This complicated global juggling (how much of the chemicals and where) has been played out in the press as fierce debates between environmentalists, who, rightly so, worry about the long-lasting impact of these poisons and public health experts, who, rightly so, worry about the millions of children dying from infectious diseases. In the real world, though, the issue is not so much about narrow-minded experts hollering at each other as it is about a network of do-gooders who have different sets of priorities. If you spend your life studying how high doses of organophosphates may impair children’s cognition, you’ll come into this debate with a different category of worries than if you take care of kids who are brain-damaged from malaria.
The environmentalists see the downside of chemicals. They read studies such as the recent ones in The Journal of Epidemiology suggesting that DDT exposure may increase rates of miscarriage or reduce fertility. A South Africa study suggested DDT affects sperm physiology.
Public Health officials focus on the immediate dangers of the mosquito-carrying diseases. Every day 2,200 Africans die from malaria, the vast majority are children younger than 5, according to the Global Fund to Fight AIDS, Tuberculosis and Malaria. Put another way, every 30 seconds, malaria kills one African child. Those who survive are often left weak — physically and mentally. It is a disease that is clobbering entire nations.
The real solution, according to the experts, is to do what I always nag my kids about: Use common sense, learn from mistakes and get along with the other players. That means that we have to look at the science, not the politics of pesticides and use them judiciously and only when needed.
We have to learn, for the first time, to use restraint when we discover a new poison for the bugs. Alternating a few chemicals in limited use will prolong resistance. And we have to realize that we’ll never control these diseases simply. These bugs are clever creatures, always one step ahead of us. If we want to make any advance, it will take a sustained, labor-intensive effort incorporating low doses of pesticides along with surveillance and prevention. For malaria, this also means impregnated bednets and good diagnostic techniques so we only treat people who truly have malaria.

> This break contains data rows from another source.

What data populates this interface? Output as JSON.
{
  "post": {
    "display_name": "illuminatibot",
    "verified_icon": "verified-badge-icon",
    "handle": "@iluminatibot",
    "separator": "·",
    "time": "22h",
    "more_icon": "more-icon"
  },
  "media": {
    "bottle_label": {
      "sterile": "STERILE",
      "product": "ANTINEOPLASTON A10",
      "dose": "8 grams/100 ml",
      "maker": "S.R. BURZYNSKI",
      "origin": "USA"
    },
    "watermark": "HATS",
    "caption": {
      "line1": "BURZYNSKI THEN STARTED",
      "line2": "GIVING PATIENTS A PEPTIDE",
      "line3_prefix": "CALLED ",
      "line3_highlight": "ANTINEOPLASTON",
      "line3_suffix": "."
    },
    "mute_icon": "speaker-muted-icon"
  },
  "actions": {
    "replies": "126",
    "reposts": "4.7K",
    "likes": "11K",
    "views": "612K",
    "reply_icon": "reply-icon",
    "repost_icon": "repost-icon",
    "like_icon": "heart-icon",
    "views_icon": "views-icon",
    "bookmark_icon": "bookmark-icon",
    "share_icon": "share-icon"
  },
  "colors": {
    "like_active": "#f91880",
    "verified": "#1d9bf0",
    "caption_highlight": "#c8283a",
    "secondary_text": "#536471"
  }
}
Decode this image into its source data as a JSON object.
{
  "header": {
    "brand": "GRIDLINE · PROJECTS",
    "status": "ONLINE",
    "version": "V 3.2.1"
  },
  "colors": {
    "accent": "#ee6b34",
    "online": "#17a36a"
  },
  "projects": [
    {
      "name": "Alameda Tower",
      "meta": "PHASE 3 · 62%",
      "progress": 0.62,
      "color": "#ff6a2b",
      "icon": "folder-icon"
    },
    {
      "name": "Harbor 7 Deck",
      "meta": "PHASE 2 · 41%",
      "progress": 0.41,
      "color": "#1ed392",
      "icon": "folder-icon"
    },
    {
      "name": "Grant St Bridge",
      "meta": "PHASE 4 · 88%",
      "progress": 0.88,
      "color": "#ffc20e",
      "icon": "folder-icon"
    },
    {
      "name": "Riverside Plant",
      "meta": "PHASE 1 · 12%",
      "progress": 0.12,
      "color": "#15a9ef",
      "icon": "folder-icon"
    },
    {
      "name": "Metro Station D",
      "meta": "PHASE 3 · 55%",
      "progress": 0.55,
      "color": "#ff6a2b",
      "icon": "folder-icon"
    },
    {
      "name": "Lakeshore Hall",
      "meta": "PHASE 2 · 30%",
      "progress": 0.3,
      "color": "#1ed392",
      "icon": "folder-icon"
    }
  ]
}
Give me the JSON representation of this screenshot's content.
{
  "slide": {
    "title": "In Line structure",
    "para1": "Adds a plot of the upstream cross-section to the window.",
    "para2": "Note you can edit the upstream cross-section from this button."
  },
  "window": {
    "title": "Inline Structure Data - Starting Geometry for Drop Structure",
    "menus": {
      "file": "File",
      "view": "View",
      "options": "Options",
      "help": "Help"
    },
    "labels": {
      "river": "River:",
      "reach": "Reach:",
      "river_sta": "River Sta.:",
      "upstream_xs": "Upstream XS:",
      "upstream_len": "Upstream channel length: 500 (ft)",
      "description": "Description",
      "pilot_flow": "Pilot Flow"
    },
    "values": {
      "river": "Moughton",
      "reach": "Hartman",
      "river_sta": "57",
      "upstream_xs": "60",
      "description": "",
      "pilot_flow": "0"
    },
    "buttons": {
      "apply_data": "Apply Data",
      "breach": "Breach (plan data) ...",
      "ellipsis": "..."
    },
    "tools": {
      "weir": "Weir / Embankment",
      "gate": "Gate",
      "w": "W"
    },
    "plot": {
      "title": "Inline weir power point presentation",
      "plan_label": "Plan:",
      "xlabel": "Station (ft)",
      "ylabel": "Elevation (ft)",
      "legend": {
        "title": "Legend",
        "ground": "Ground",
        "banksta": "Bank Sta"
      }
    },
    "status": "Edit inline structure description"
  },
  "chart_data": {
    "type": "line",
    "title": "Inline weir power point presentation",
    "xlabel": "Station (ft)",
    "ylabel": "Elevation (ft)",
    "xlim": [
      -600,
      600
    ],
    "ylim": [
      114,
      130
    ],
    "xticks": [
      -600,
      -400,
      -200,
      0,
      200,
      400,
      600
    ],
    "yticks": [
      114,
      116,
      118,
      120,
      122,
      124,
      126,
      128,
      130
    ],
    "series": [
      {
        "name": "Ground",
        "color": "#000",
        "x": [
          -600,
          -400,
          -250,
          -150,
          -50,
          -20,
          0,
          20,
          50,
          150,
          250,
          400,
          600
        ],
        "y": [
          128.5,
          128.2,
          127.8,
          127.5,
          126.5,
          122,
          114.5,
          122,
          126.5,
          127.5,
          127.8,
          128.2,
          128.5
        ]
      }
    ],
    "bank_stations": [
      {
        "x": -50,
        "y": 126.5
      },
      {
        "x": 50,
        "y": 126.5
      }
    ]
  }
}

And lastly, the environmentalists and the health folks should sit down together, a peace conference of sorts. Or, as Yale’s Fish said, “the public health funding agencies are not responsible for the environment and the Environmental Protection Agency is not responsible for health. We need to engage each other in outcomes so there won’t be conflicts.”